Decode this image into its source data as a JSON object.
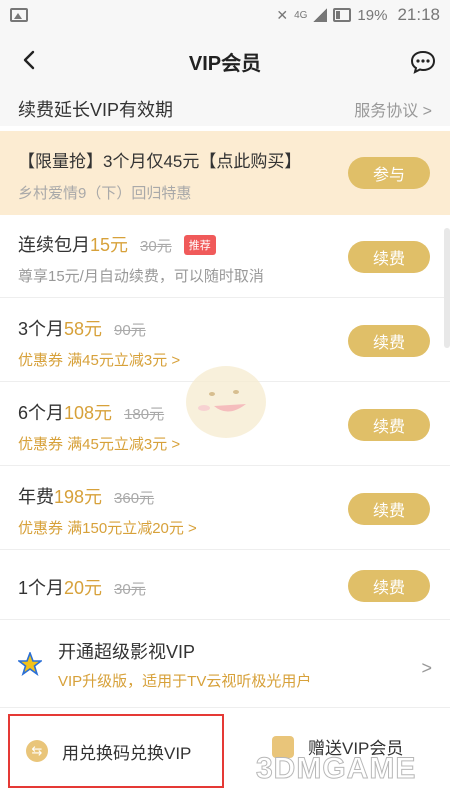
{
  "statusbar": {
    "network": "4G",
    "battery": "19%",
    "time": "21:18"
  },
  "header": {
    "title": "VIP会员",
    "back_icon": "back-chevron-icon",
    "message_icon": "chat-bubble-icon"
  },
  "renew": {
    "label": "续费延长VIP有效期",
    "agreement": "服务协议 >"
  },
  "promo": {
    "title": "【限量抢】3个月仅45元【点此购买】",
    "subtitle": "乡村爱情9（下）回归特惠",
    "button": "参与"
  },
  "plans": [
    {
      "name": "连续包月",
      "price": "15元",
      "original": "30元",
      "tag": "推荐",
      "note": "尊享15元/月自动续费，可以随时取消",
      "button": "续费"
    },
    {
      "name": "3个月",
      "price": "58元",
      "original": "90元",
      "note": "优惠券 满45元立减3元 >",
      "button": "续费"
    },
    {
      "name": "6个月",
      "price": "108元",
      "original": "180元",
      "note": "优惠券 满45元立减3元 >",
      "button": "续费"
    },
    {
      "name": "年费",
      "price": "198元",
      "original": "360元",
      "note": "优惠券 满150元立减20元 >",
      "button": "续费"
    },
    {
      "name": "1个月",
      "price": "20元",
      "original": "30元",
      "button": "续费"
    }
  ],
  "svip": {
    "title": "开通超级影视VIP",
    "subtitle": "VIP升级版，适用于TV云视听极光用户",
    "chevron": ">"
  },
  "bottom": {
    "redeem": "用兑换码兑换VIP",
    "gift": "赠送VIP会员"
  },
  "watermark": "3DMGAME",
  "colors": {
    "accent": "#e0bf68",
    "gold_text": "#d7a13a",
    "promo_bg": "#fcecd2",
    "tag_red": "#f05a5a",
    "highlight_border": "#e53935"
  }
}
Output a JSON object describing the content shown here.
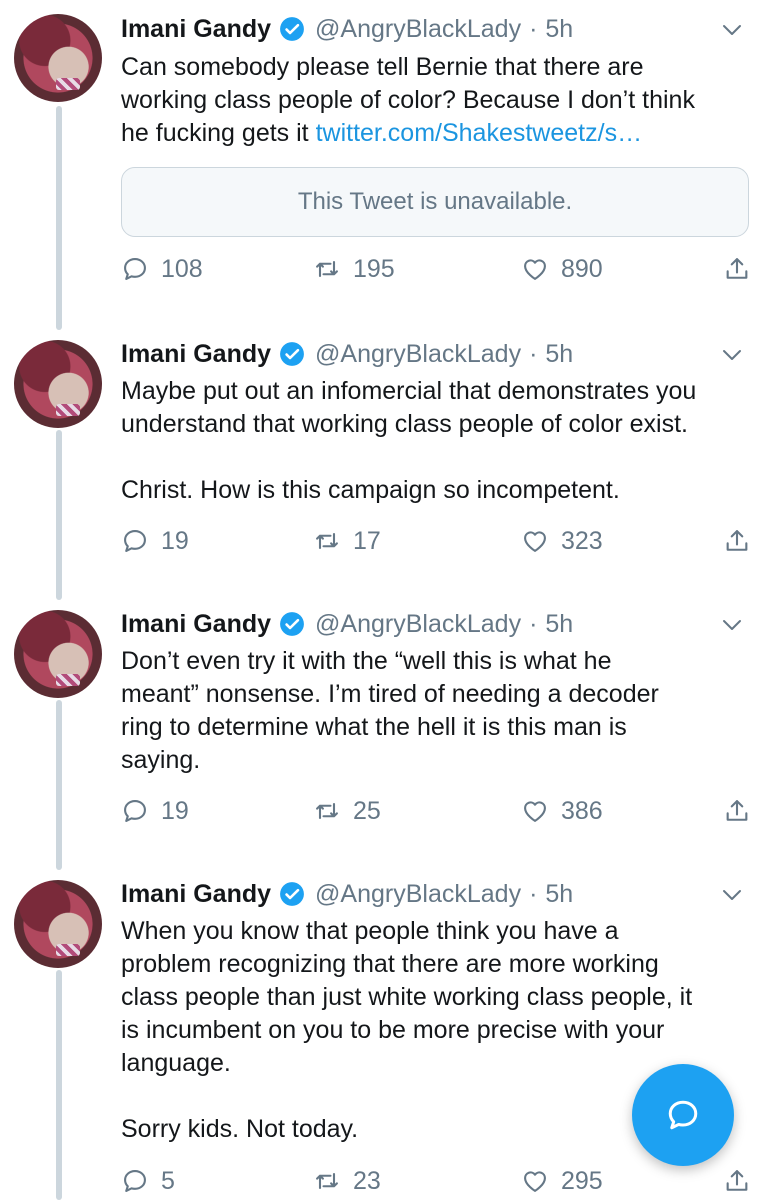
{
  "colors": {
    "accent": "#1da1f2",
    "link": "#1b95e0",
    "muted": "#657786",
    "thread_line": "#ccd6dd"
  },
  "tweets": [
    {
      "name": "Imani Gandy",
      "handle": "@AngryBlackLady",
      "sep": "·",
      "time": "5h",
      "text_lines": [
        "Can somebody please tell Bernie that there are",
        "working class people of color? Because I don’t think"
      ],
      "text_prefix": "he fucking gets it ",
      "link": "twitter.com/Shakestweetz/s…",
      "quote": "This Tweet is unavailable.",
      "replies": "108",
      "retweets": "195",
      "likes": "890"
    },
    {
      "name": "Imani Gandy",
      "handle": "@AngryBlackLady",
      "sep": "·",
      "time": "5h",
      "text_lines": [
        "Maybe put out an infomercial that demonstrates you",
        "understand that working class people of color exist."
      ],
      "text_para2": "Christ. How is this campaign so incompetent.",
      "replies": "19",
      "retweets": "17",
      "likes": "323"
    },
    {
      "name": "Imani Gandy",
      "handle": "@AngryBlackLady",
      "sep": "·",
      "time": "5h",
      "text_lines": [
        "Don’t even try it with the “well this is what he",
        "meant” nonsense. I’m tired of needing a decoder",
        "ring to determine what the hell it is this man is",
        "saying."
      ],
      "replies": "19",
      "retweets": "25",
      "likes": "386"
    },
    {
      "name": "Imani Gandy",
      "handle": "@AngryBlackLady",
      "sep": "·",
      "time": "5h",
      "text_lines": [
        "When you know that people think you have a",
        "problem recognizing that there are more working",
        "class people than just white working class people, it",
        "is incumbent on you to be more precise with your",
        "language."
      ],
      "text_para2": "Sorry kids. Not today.",
      "replies": "5",
      "retweets": "23",
      "likes": "295"
    }
  ]
}
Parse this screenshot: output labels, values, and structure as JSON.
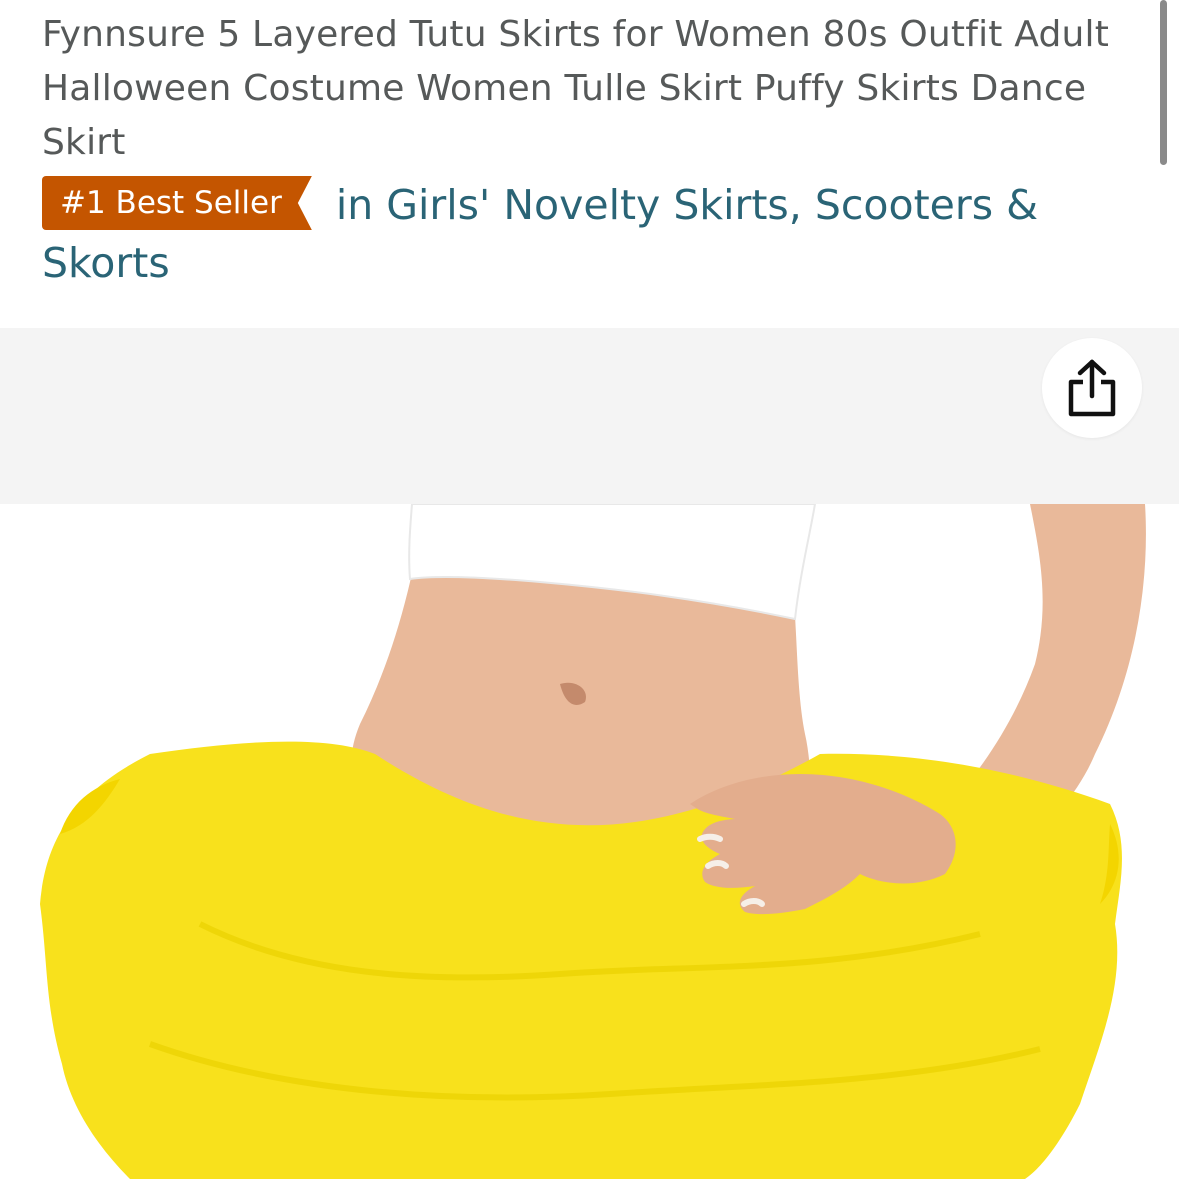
{
  "product": {
    "title": "Fynnsure 5 Layered Tutu Skirts for Women 80s Outfit Adult Halloween Costume Women Tulle Skirt Puffy Skirts Dance Skirt",
    "badge_label": "#1 Best Seller",
    "badge_category": "in Girls' Novelty Skirts, Scooters & Skorts"
  },
  "gallery": {
    "share_icon": "share-icon",
    "image_subject": "yellow-tutu-product-photo"
  },
  "colors": {
    "badge_background": "#c45500",
    "link": "#2a6476",
    "title_text": "#565959",
    "tutu_yellow": "#f8e11c"
  }
}
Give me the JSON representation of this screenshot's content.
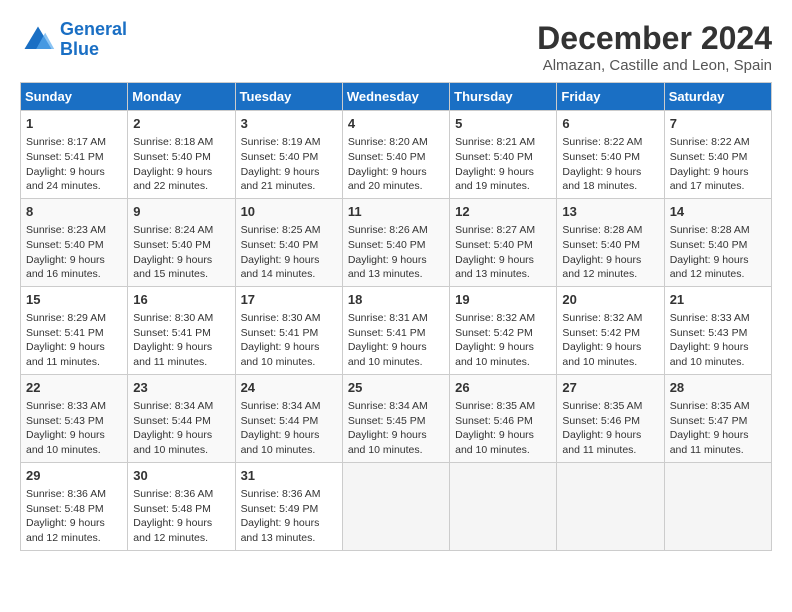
{
  "header": {
    "logo_line1": "General",
    "logo_line2": "Blue",
    "title": "December 2024",
    "subtitle": "Almazan, Castille and Leon, Spain"
  },
  "columns": [
    "Sunday",
    "Monday",
    "Tuesday",
    "Wednesday",
    "Thursday",
    "Friday",
    "Saturday"
  ],
  "weeks": [
    [
      {
        "day": "1",
        "lines": [
          "Sunrise: 8:17 AM",
          "Sunset: 5:41 PM",
          "Daylight: 9 hours",
          "and 24 minutes."
        ]
      },
      {
        "day": "2",
        "lines": [
          "Sunrise: 8:18 AM",
          "Sunset: 5:40 PM",
          "Daylight: 9 hours",
          "and 22 minutes."
        ]
      },
      {
        "day": "3",
        "lines": [
          "Sunrise: 8:19 AM",
          "Sunset: 5:40 PM",
          "Daylight: 9 hours",
          "and 21 minutes."
        ]
      },
      {
        "day": "4",
        "lines": [
          "Sunrise: 8:20 AM",
          "Sunset: 5:40 PM",
          "Daylight: 9 hours",
          "and 20 minutes."
        ]
      },
      {
        "day": "5",
        "lines": [
          "Sunrise: 8:21 AM",
          "Sunset: 5:40 PM",
          "Daylight: 9 hours",
          "and 19 minutes."
        ]
      },
      {
        "day": "6",
        "lines": [
          "Sunrise: 8:22 AM",
          "Sunset: 5:40 PM",
          "Daylight: 9 hours",
          "and 18 minutes."
        ]
      },
      {
        "day": "7",
        "lines": [
          "Sunrise: 8:22 AM",
          "Sunset: 5:40 PM",
          "Daylight: 9 hours",
          "and 17 minutes."
        ]
      }
    ],
    [
      {
        "day": "8",
        "lines": [
          "Sunrise: 8:23 AM",
          "Sunset: 5:40 PM",
          "Daylight: 9 hours",
          "and 16 minutes."
        ]
      },
      {
        "day": "9",
        "lines": [
          "Sunrise: 8:24 AM",
          "Sunset: 5:40 PM",
          "Daylight: 9 hours",
          "and 15 minutes."
        ]
      },
      {
        "day": "10",
        "lines": [
          "Sunrise: 8:25 AM",
          "Sunset: 5:40 PM",
          "Daylight: 9 hours",
          "and 14 minutes."
        ]
      },
      {
        "day": "11",
        "lines": [
          "Sunrise: 8:26 AM",
          "Sunset: 5:40 PM",
          "Daylight: 9 hours",
          "and 13 minutes."
        ]
      },
      {
        "day": "12",
        "lines": [
          "Sunrise: 8:27 AM",
          "Sunset: 5:40 PM",
          "Daylight: 9 hours",
          "and 13 minutes."
        ]
      },
      {
        "day": "13",
        "lines": [
          "Sunrise: 8:28 AM",
          "Sunset: 5:40 PM",
          "Daylight: 9 hours",
          "and 12 minutes."
        ]
      },
      {
        "day": "14",
        "lines": [
          "Sunrise: 8:28 AM",
          "Sunset: 5:40 PM",
          "Daylight: 9 hours",
          "and 12 minutes."
        ]
      }
    ],
    [
      {
        "day": "15",
        "lines": [
          "Sunrise: 8:29 AM",
          "Sunset: 5:41 PM",
          "Daylight: 9 hours",
          "and 11 minutes."
        ]
      },
      {
        "day": "16",
        "lines": [
          "Sunrise: 8:30 AM",
          "Sunset: 5:41 PM",
          "Daylight: 9 hours",
          "and 11 minutes."
        ]
      },
      {
        "day": "17",
        "lines": [
          "Sunrise: 8:30 AM",
          "Sunset: 5:41 PM",
          "Daylight: 9 hours",
          "and 10 minutes."
        ]
      },
      {
        "day": "18",
        "lines": [
          "Sunrise: 8:31 AM",
          "Sunset: 5:41 PM",
          "Daylight: 9 hours",
          "and 10 minutes."
        ]
      },
      {
        "day": "19",
        "lines": [
          "Sunrise: 8:32 AM",
          "Sunset: 5:42 PM",
          "Daylight: 9 hours",
          "and 10 minutes."
        ]
      },
      {
        "day": "20",
        "lines": [
          "Sunrise: 8:32 AM",
          "Sunset: 5:42 PM",
          "Daylight: 9 hours",
          "and 10 minutes."
        ]
      },
      {
        "day": "21",
        "lines": [
          "Sunrise: 8:33 AM",
          "Sunset: 5:43 PM",
          "Daylight: 9 hours",
          "and 10 minutes."
        ]
      }
    ],
    [
      {
        "day": "22",
        "lines": [
          "Sunrise: 8:33 AM",
          "Sunset: 5:43 PM",
          "Daylight: 9 hours",
          "and 10 minutes."
        ]
      },
      {
        "day": "23",
        "lines": [
          "Sunrise: 8:34 AM",
          "Sunset: 5:44 PM",
          "Daylight: 9 hours",
          "and 10 minutes."
        ]
      },
      {
        "day": "24",
        "lines": [
          "Sunrise: 8:34 AM",
          "Sunset: 5:44 PM",
          "Daylight: 9 hours",
          "and 10 minutes."
        ]
      },
      {
        "day": "25",
        "lines": [
          "Sunrise: 8:34 AM",
          "Sunset: 5:45 PM",
          "Daylight: 9 hours",
          "and 10 minutes."
        ]
      },
      {
        "day": "26",
        "lines": [
          "Sunrise: 8:35 AM",
          "Sunset: 5:46 PM",
          "Daylight: 9 hours",
          "and 10 minutes."
        ]
      },
      {
        "day": "27",
        "lines": [
          "Sunrise: 8:35 AM",
          "Sunset: 5:46 PM",
          "Daylight: 9 hours",
          "and 11 minutes."
        ]
      },
      {
        "day": "28",
        "lines": [
          "Sunrise: 8:35 AM",
          "Sunset: 5:47 PM",
          "Daylight: 9 hours",
          "and 11 minutes."
        ]
      }
    ],
    [
      {
        "day": "29",
        "lines": [
          "Sunrise: 8:36 AM",
          "Sunset: 5:48 PM",
          "Daylight: 9 hours",
          "and 12 minutes."
        ]
      },
      {
        "day": "30",
        "lines": [
          "Sunrise: 8:36 AM",
          "Sunset: 5:48 PM",
          "Daylight: 9 hours",
          "and 12 minutes."
        ]
      },
      {
        "day": "31",
        "lines": [
          "Sunrise: 8:36 AM",
          "Sunset: 5:49 PM",
          "Daylight: 9 hours",
          "and 13 minutes."
        ]
      },
      null,
      null,
      null,
      null
    ]
  ]
}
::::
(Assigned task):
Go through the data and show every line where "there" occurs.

(Problem solution):
        "Can somebody please tell Bernie that there are",
        "problem recognizing that there are more working",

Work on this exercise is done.